Provided records START
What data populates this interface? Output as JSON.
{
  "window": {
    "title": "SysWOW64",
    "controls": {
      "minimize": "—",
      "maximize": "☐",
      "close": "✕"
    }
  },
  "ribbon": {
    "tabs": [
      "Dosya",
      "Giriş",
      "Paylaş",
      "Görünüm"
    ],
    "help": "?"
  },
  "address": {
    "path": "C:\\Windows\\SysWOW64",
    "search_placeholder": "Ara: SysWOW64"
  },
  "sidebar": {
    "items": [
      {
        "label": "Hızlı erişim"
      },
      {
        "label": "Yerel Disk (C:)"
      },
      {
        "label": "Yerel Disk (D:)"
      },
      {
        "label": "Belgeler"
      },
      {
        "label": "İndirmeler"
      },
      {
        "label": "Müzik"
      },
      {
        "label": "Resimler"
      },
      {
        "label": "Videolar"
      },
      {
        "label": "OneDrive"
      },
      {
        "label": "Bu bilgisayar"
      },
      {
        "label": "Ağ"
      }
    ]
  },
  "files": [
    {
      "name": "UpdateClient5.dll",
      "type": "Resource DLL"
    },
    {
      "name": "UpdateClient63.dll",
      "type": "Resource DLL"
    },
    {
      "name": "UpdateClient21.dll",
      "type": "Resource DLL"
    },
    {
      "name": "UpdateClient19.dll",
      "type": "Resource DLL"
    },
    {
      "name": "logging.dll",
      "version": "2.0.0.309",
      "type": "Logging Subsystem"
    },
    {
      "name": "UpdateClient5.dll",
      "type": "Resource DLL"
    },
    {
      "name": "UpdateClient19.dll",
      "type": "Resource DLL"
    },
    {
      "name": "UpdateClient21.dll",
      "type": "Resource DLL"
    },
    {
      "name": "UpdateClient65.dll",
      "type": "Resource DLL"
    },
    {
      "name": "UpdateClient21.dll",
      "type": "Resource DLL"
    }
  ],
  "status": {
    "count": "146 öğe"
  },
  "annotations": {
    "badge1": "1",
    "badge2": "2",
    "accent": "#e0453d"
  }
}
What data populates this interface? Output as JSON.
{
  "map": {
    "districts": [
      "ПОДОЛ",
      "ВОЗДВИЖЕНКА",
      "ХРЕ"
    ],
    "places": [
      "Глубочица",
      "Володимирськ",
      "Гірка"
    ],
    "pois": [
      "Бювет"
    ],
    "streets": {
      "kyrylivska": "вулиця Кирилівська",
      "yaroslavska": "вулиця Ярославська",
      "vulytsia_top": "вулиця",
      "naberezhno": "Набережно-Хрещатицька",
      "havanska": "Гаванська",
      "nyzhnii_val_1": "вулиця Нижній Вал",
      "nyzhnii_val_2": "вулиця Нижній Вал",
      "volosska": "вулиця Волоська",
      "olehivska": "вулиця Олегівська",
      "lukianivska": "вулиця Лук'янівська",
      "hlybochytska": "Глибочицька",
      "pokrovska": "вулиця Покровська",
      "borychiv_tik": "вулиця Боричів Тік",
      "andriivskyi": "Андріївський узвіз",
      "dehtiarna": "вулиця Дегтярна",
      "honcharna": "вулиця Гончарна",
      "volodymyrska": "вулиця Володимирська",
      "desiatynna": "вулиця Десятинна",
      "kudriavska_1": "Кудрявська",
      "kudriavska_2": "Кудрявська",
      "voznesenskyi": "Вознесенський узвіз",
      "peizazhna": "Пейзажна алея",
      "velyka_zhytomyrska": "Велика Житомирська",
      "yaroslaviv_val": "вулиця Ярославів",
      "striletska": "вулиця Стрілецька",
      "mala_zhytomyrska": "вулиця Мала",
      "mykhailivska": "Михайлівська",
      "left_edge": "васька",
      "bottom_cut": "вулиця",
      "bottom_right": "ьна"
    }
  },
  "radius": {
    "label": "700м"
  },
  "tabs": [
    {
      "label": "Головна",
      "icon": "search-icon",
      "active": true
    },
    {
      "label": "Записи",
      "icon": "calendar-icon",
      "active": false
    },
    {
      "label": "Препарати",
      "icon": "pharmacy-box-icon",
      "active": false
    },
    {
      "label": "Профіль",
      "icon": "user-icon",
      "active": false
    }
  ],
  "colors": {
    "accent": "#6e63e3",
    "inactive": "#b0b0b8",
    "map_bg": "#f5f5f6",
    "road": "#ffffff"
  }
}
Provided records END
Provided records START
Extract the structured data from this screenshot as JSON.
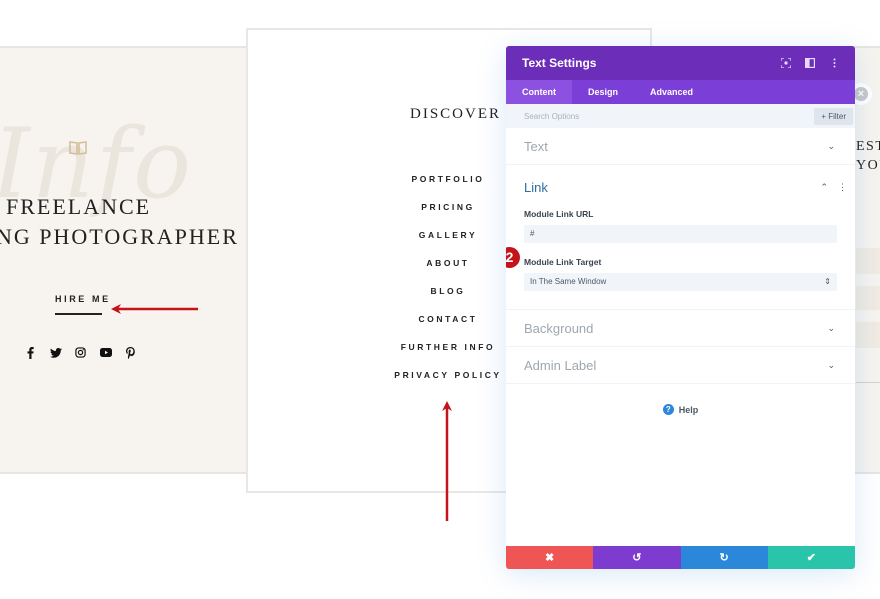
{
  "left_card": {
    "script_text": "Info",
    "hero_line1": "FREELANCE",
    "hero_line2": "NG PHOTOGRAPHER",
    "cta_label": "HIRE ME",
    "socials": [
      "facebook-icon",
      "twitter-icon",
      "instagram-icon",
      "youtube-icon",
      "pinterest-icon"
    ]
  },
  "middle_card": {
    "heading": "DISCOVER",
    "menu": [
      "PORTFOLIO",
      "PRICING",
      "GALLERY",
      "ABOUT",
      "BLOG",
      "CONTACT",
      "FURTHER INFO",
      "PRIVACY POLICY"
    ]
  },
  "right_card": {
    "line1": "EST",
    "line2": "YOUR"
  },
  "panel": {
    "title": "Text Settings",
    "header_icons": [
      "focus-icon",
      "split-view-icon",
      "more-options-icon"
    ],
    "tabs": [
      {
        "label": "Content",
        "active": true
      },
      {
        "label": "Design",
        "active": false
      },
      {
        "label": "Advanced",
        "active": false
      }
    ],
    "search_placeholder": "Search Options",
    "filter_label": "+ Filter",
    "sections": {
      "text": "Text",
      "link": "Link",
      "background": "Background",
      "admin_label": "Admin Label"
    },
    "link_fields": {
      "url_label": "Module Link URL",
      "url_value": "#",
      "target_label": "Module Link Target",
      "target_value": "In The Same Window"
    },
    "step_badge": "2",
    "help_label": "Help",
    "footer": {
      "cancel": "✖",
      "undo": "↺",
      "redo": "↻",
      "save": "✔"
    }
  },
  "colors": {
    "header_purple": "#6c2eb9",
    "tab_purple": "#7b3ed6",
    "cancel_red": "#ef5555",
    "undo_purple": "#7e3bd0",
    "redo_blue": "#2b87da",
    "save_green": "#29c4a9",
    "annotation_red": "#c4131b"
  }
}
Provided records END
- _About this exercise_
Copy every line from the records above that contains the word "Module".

- _Your solution_
      "url_label": "Module Link URL",
      "target_label": "Module Link Target",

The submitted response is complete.